Communities are also less clearly defined spatially. The research has strengthened the model of resource cycles in communities, adding an understanding of the interconnections between sectors at sub-regional levels, showing few rural communities are dependent on a single resource sector. The work provides a stronger conceptual and empirical basis for social assessment and resource planning, especially in communities that depend on the primary production or processing of natural resources.
- External Papers:
Nick Taylor, Colin Goodrich, Gerard Fitzgerald and Wayne McClintock (2003). Undertaking longitudinal research. Chapter 2 in Henk Becker and Frank Vanclay (Eds), Handbook of Social Impact Assessment, Conceptual and Methodological Advances, Cheltenham: Edward Elgar.
McCrostie Little, H and Nick Taylor (2001). Social and economic impacts associated with irrigated land use change. Proceedings of the Seventh Annual Conference of the New Zealand Agricultural and Resource Economics Society (Inc.), Blenheim, July, AERU Discussion paper No. 148, Lincoln University, Canterbury.
McCrostie Little, Heather and Nick Taylor (2001). Farming people and rural society. Chapter 8 in Garth Cant and Russell Kirkpatrick (eds), Rural Canterbury - Celebrating its History, Daphne Brassell Associates Ltd and Lincoln University Press.
McClintock, Wayne, Gerard Fitzgerald and Nick Taylor (2001). Mining Communities in New Zealand, New Zealand Mining, 29: 44-50.
Nick Taylor, Gerard Fitzgerald and Wayne McClintock (2001). Resource communities in New Zealand: perspectives on community formation and change. In Geoffrey Lawrence, Vaughan Higgins and Stewart Lockie (eds), Environment, Society and Natural Resource Management, Theoretical Perspectives from Australasia and the Americas, Edward Elgar, Cheltenham, UK.
Wayne McClintock, James Baines and Nick Taylor (2000). Fishing Communities and the Boom-bust Cycle, Seafood New Zealand, 8 (11): 26-27.

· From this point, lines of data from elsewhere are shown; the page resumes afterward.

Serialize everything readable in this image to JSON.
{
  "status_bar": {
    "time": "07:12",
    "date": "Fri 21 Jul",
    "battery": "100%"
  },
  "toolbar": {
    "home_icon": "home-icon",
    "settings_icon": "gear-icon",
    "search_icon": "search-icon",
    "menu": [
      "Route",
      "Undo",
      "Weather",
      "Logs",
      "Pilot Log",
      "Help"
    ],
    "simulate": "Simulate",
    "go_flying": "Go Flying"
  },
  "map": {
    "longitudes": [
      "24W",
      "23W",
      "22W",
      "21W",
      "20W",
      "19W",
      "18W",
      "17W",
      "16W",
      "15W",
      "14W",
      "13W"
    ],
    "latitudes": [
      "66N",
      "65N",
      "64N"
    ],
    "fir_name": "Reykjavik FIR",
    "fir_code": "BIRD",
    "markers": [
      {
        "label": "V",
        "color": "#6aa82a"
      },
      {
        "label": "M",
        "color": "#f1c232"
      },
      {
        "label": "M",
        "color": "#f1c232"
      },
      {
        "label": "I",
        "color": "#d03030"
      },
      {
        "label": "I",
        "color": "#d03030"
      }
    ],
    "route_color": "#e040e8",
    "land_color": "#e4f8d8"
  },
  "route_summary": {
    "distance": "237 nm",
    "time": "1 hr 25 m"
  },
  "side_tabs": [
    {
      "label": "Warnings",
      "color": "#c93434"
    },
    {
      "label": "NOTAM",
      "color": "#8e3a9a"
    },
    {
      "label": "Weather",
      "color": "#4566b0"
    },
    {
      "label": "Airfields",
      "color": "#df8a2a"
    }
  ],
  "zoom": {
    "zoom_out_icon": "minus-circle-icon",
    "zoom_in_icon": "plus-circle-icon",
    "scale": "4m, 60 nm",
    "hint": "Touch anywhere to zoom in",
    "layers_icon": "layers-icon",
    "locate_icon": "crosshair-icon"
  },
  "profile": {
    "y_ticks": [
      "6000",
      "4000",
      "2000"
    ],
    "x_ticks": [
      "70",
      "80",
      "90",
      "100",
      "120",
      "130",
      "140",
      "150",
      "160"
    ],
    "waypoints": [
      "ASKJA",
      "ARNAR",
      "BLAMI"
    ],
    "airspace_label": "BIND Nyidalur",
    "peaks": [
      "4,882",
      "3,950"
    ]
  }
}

Wayne L. McClintock and C. Nicholas Taylor (1999). Forestry communities in transition. NZ Journal of Forestry, 44,1:29-34.